Trent Green does not want his final moment in the NFL to be the image of him fastened to a yellow stretcher, his body rigid beneath black straps, his hands clasped together as if in prayer.
A professional athlete pictures a different ending -- a trophy, a parting gift, a sunset, maybe -- but the 37-year-old Green could be in his final days as a quarterback after sustaining his second severe concussion in 13 months on Oct. 7 against Houston.
Green's instinct may be telling him to fight, but the issue of head trauma in the NFL is a serious one.
For decades, head injuries and their aftermath were simply viewed as part of the game. You got your bell rung, you saw stars, you went back in the huddle.
Even recently players have worked the angles to get back on the field.
Peyton Manning told the story four years ago of taking a neuropsychological test as a rookie in 1998. He was asked to memorize as many words as he could and then to record them on a separate page.
His score would then be stored away until he sustained a concussion, at which time he would take the test again and the results would be compared with his original test to help gauge the extent of the injury.
"I remember thinking, 'If I'm ever going to have to do this test again, I'm going to do it poorly the first time because I don't want to get taken out of a game,'" Manning said. "I remember kind of faking it."
Earlier this year, retired Patriots linebacker Ted Johnson told the New York Times and the Boston Globe that he believed Bill Belichick, in 2002, went against the recommendation of the team trainer and submitted Johnson to full contact drills four days after he sustained a concussion. Johnson said the fear of losing his job kept him from sitting himself out. He said he sustained another concussion in that practice.
Johnson's neurologist said the linebacker in retirement is dealing with postconcussion symptoms --depression, memory loss and excessive drowsiness. (Belichick told the BostonGlobe, "If Ted felt so strongly that he didn't feel he was ready to practice with us, he should have told me.")
The league recently has tried to take some of the decision-making out of the hands of players and coaches, recommending in August that players knocked unconscious not return to the same game or practice.
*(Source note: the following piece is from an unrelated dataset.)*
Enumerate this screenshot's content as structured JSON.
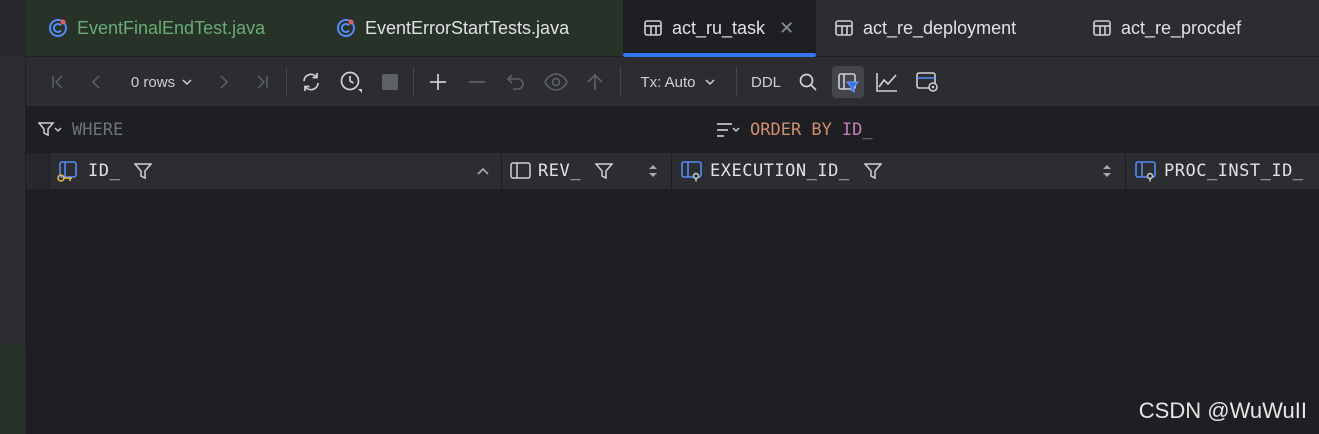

But even here the lines are blurry. Last month, Jon Kitna sustained a concussion against Minnesota and returned to the game two quarters later.
In some ways, Green's situation has come to mirror those of Steve Young and Troy Aikman, two quarterbacks who dealt with concussions late in their careers that ultimately forced them from the game. During his final season in 1999, Young spoke openly about "the mystery" of concussions as he struggled through symptoms of headaches and nausea after his fourth concussion in three years.
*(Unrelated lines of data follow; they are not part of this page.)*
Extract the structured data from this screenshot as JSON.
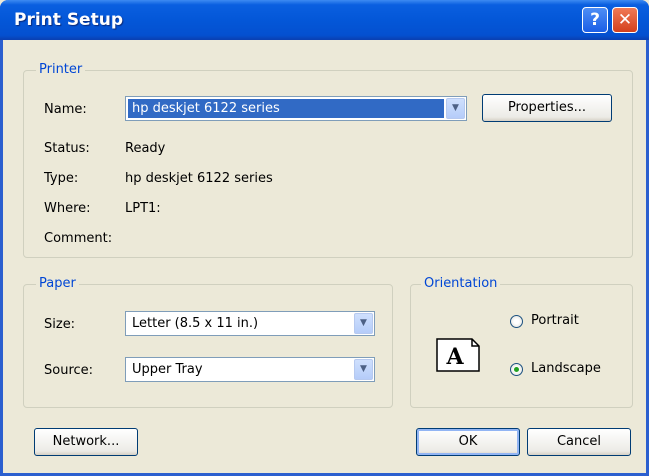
{
  "window": {
    "title": "Print Setup",
    "help_icon": "?",
    "close_icon": "✕"
  },
  "printer": {
    "legend": "Printer",
    "name_label": "Name:",
    "name_value": "hp deskjet 6122 series",
    "properties_button": "Properties...",
    "status_label": "Status:",
    "status_value": "Ready",
    "type_label": "Type:",
    "type_value": "hp deskjet 6122 series",
    "where_label": "Where:",
    "where_value": "LPT1:",
    "comment_label": "Comment:",
    "comment_value": ""
  },
  "paper": {
    "legend": "Paper",
    "size_label": "Size:",
    "size_value": "Letter (8.5 x 11 in.)",
    "source_label": "Source:",
    "source_value": "Upper Tray"
  },
  "orientation": {
    "legend": "Orientation",
    "portrait_label": "Portrait",
    "landscape_label": "Landscape",
    "selected": "Landscape",
    "preview_letter": "A"
  },
  "buttons": {
    "network": "Network...",
    "ok": "OK",
    "cancel": "Cancel"
  },
  "colors": {
    "title_bar": "#0457d8",
    "group_label": "#0046d5",
    "selection": "#316ac5"
  }
}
The head injuries were taking a toll on his body and, after much deliberation, he walked away.
For Green, the decision to retire may be even more difficult. Injuries have cost him at various points in his career. A knee injury with the Rams in the 1999 preseason led to KurtWarner's Super Bowl winning season. Last season in Kansas City, a severe concussion in the season opener cost Green eight games.
And then came his latest injury, earlier this month when Green's head crashed into the knee of Texans defensive tackle Travis Johnson, leaving Green crumpled and face down on the field.
As Green waits for medical clearance to return, he has already indicated he wants to play again, even as some have called for his retirement. His instinct to resume his career is natural. Green, like so many athletes, rose to the top of his profession in the face of naysayers and obstacles.
But there are also questions about his quality of life that he must face.
"I'm sure he will sit down with Julie and talk about all of the options," Redskins quarterback Mark Brunell said Wednesday, referring to Green's wife. "You just don't want to get into a situation where it affects your long-term health. I'm sure they'll weigh everything."
John Elway retired amid confetti after a Super Bowl victory. Steve Young retired after a concussion in a half-empty stadium in Arizona.
Every football player steps onto the field knowing that he may not leave it the way he wants to.